Sikorsky calls it Matrix, which means nothing but it sounds cool.
What exactly is it?
Sikorsky’s automation work has been partially funded for several years by DARPA, which calls the program ALIAS, Aircrew Labor In-Cockpit Automation System.
Still don’t get it?
We’re talking a robotic co-pilot.
The idea is for the ALIAS systems of two aircraft to connect over a short-range, sharing data instantaneously, effectively letting each aircraft see through the others’ sensors and get a much bigger picture of the world, Breaking Defense reported.
Passing every bit and byte of data is impractical over a tactical datalink, so “we’re working on algorithms that allow us to synchronize the world models between all of these aircraft” so they can update each other while using minimal bandwidth, said Sikorsky Innovations director Igor Cherepinsky.
For example, two ALIAS helicopters coming in for a landing amidst a blinding dust storm could automatically warn each other of unexpected hazards and coordinate their movements to reroute around them and land safely, without hitting either the obstacles or each other, Breaking Defense reported.
Today that process would require a hasty back-and-forth over radio as pilots try to make sense of what their sensors are seeing and explain it; ALIAS could simply show both aircrews the same picture of their surroundings.
The ALIAS UH-60A is already flying and the ALIAS UH-60M will fly “sometime early next year,” Cherepinsky said.
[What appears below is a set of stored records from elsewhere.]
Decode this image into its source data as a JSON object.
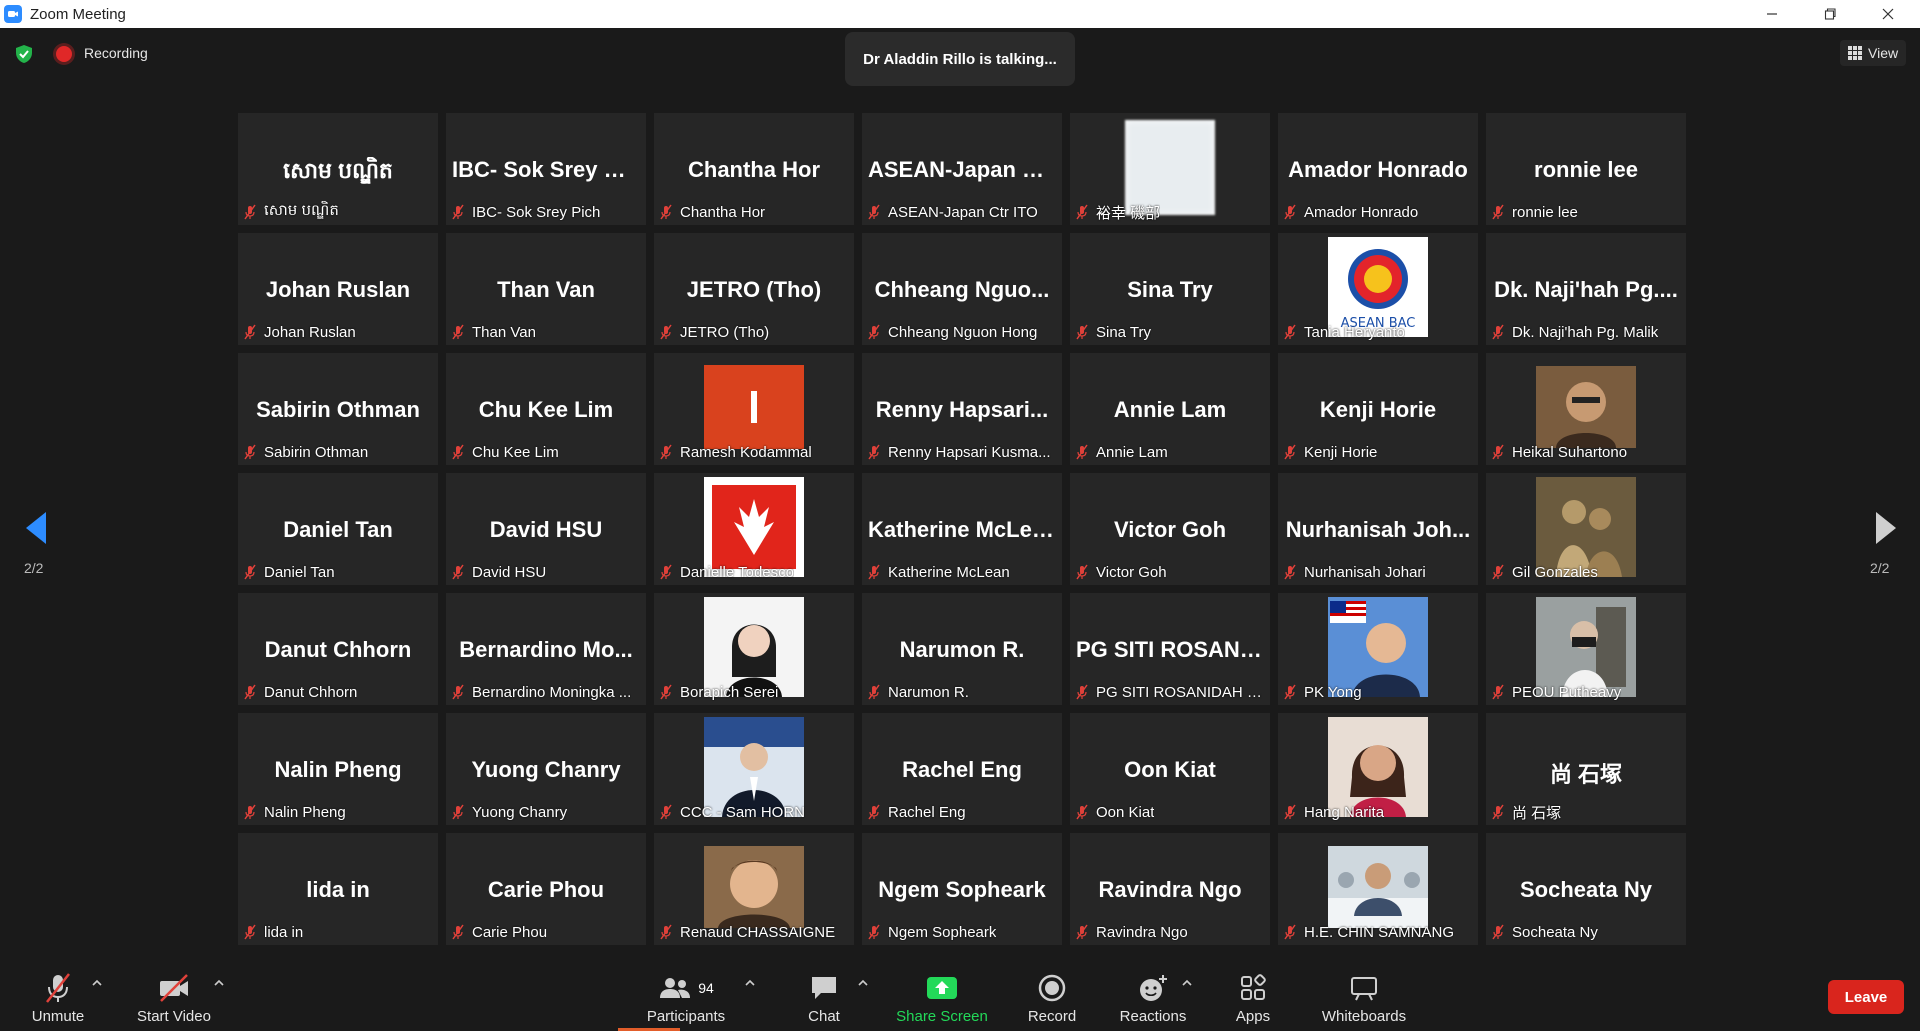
{
  "window": {
    "title": "Zoom Meeting"
  },
  "topbar": {
    "recording_label": "Recording",
    "talking_text": "Dr Aladdin Rillo is talking...",
    "view_label": "View"
  },
  "pager": {
    "left": "2/2",
    "right": "2/2"
  },
  "participants": [
    {
      "big": "សោម បណ្ឌិត",
      "label": "សោម បណ្ឌិត",
      "pic": ""
    },
    {
      "big": "IBC- Sok Srey Pi...",
      "label": "IBC- Sok Srey Pich",
      "pic": ""
    },
    {
      "big": "Chantha Hor",
      "label": "Chantha Hor",
      "pic": ""
    },
    {
      "big": "ASEAN-Japan C...",
      "label": "ASEAN-Japan Ctr ITO",
      "pic": ""
    },
    {
      "big": "",
      "label": "裕幸 磯部",
      "pic": "blur"
    },
    {
      "big": "Amador Honrado",
      "label": "Amador Honrado",
      "pic": ""
    },
    {
      "big": "ronnie lee",
      "label": "ronnie lee",
      "pic": ""
    },
    {
      "big": "Johan Ruslan",
      "label": "Johan Ruslan",
      "pic": ""
    },
    {
      "big": "Than Van",
      "label": "Than Van",
      "pic": ""
    },
    {
      "big": "JETRO (Tho)",
      "label": "JETRO (Tho)",
      "pic": ""
    },
    {
      "big": "Chheang Nguo...",
      "label": "Chheang Nguon Hong",
      "pic": ""
    },
    {
      "big": "Sina Try",
      "label": "Sina Try",
      "pic": ""
    },
    {
      "big": "",
      "label": "Tania Heryanto",
      "pic": "asean"
    },
    {
      "big": "Dk. Naji'hah Pg....",
      "label": "Dk. Naji'hah Pg. Malik",
      "pic": ""
    },
    {
      "big": "Sabirin Othman",
      "label": "Sabirin Othman",
      "pic": ""
    },
    {
      "big": "Chu Kee Lim",
      "label": "Chu Kee Lim",
      "pic": ""
    },
    {
      "big": "",
      "label": "Ramesh Kodammal",
      "pic": "orange"
    },
    {
      "big": "Renny Hapsari...",
      "label": "Renny Hapsari Kusma...",
      "pic": ""
    },
    {
      "big": "Annie Lam",
      "label": "Annie Lam",
      "pic": ""
    },
    {
      "big": "Kenji Horie",
      "label": "Kenji Horie",
      "pic": ""
    },
    {
      "big": "",
      "label": "Heikal Suhartono",
      "pic": "face-brown"
    },
    {
      "big": "Daniel Tan",
      "label": "Daniel Tan",
      "pic": ""
    },
    {
      "big": "David HSU",
      "label": "David HSU",
      "pic": ""
    },
    {
      "big": "",
      "label": "Danielle Todesco",
      "pic": "redlogo"
    },
    {
      "big": "Katherine McLean",
      "label": "Katherine McLean",
      "pic": ""
    },
    {
      "big": "Victor Goh",
      "label": "Victor Goh",
      "pic": ""
    },
    {
      "big": "Nurhanisah Joh...",
      "label": "Nurhanisah Johari",
      "pic": ""
    },
    {
      "big": "",
      "label": "Gil Gonzales",
      "pic": "statue"
    },
    {
      "big": "Danut Chhorn",
      "label": "Danut Chhorn",
      "pic": ""
    },
    {
      "big": "Bernardino Mo...",
      "label": "Bernardino Moningka ...",
      "pic": ""
    },
    {
      "big": "",
      "label": "Borapich Serei",
      "pic": "face-light"
    },
    {
      "big": "Narumon R.",
      "label": "Narumon R.",
      "pic": ""
    },
    {
      "big": "PG SITI ROSANI...",
      "label": "PG SITI ROSANIDAH BI...",
      "pic": ""
    },
    {
      "big": "",
      "label": "PK Yong",
      "pic": "face-flag"
    },
    {
      "big": "",
      "label": "PEOU Putheavy",
      "pic": "face-gray"
    },
    {
      "big": "Nalin Pheng",
      "label": "Nalin Pheng",
      "pic": ""
    },
    {
      "big": "Yuong Chanry",
      "label": "Yuong Chanry",
      "pic": ""
    },
    {
      "big": "",
      "label": "CCC - Sam HORN",
      "pic": "suit"
    },
    {
      "big": "Rachel Eng",
      "label": "Rachel Eng",
      "pic": ""
    },
    {
      "big": "Oon Kiat",
      "label": "Oon Kiat",
      "pic": ""
    },
    {
      "big": "",
      "label": "Hang Narita",
      "pic": "face-warm"
    },
    {
      "big": "尚 石塚",
      "label": "尚 石塚",
      "pic": ""
    },
    {
      "big": "lida in",
      "label": "lida in",
      "pic": ""
    },
    {
      "big": "Carie Phou",
      "label": "Carie Phou",
      "pic": ""
    },
    {
      "big": "",
      "label": "Renaud CHASSAIGNE",
      "pic": "face-tan"
    },
    {
      "big": "Ngem Sopheark",
      "label": "Ngem Sopheark",
      "pic": ""
    },
    {
      "big": "Ravindra Ngo",
      "label": "Ravindra Ngo",
      "pic": ""
    },
    {
      "big": "",
      "label": "H.E. CHIN SAMNANG",
      "pic": "office"
    },
    {
      "big": "Socheata Ny",
      "label": "Socheata Ny",
      "pic": ""
    }
  ],
  "toolbar": {
    "unmute": "Unmute",
    "start_video": "Start Video",
    "participants": "Participants",
    "participants_count": "94",
    "chat": "Chat",
    "share_screen": "Share Screen",
    "record": "Record",
    "reactions": "Reactions",
    "apps": "Apps",
    "whiteboards": "Whiteboards",
    "leave": "Leave"
  },
  "colors": {
    "accent_blue": "#2d8cff",
    "share_green": "#23d959",
    "leave_red": "#d9251d",
    "mute_red": "#e0413a"
  }
}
After that, the plan is for the two helicopters to fly together in formation – Army aircraft rarely go in harm’s way alone – as part of a major Army exercise if possible.
“We are hoping to get these two aircraft to participate together in some Army exercise, [not] just test for test’s sake,” Cherepinsky said.
A successful demonstration could pave the way both for upgrades across the entire helicopter fleet – not just Black Hawks – and for the next-generation Future Vertical Lift aircraft, Breaking Defense reported.
Installing fly-by-wire also makes it possible for a computer to fly the aircraft or help a human to do so, potentially preventing deadly accidents due to human error.
“Everything that’s happening here,” Sikorsky Innovations director Igor Cherepinsky told reporters this morning, “is going into both of our FVL vehicles – and not just our FVL vehicles, it’s going across our entire product line.”
The company is already working with Erickson to install ALIAS on civilian S-64 helicopters used to fight fires, Breaking Defense reported.
As early as 2018, Sikorsky was able to take a person with no pilot training, hand them a tablet, give them 45 minutes of instruction, and let them control an ALIAS-equipped helicopter.
At that point, the computer was the one really flying the aircraft; the human was just telling it where to go – and they didn’t have to be aboard the aircraft to do that.
But replacing human pilots isn’t actually the primary goal of ALIAS. It’s designed to assist them, Breaking Defense reported.
Sometimes that may mean flying the aircraft while the crew rests, brainstorms tactics, or conducts mission planning. But sometimes it may mean helping them see through sandstorms and dust clouds by fusing sensor data into a clear picture of what’s ahead.
Or it may mean a human has their hands on the controls, but the computer can take over to avoid a collision or crash.
That combination of uninterrupted attention and split-second reaction times is something human brains don’t do well, but computers excel at.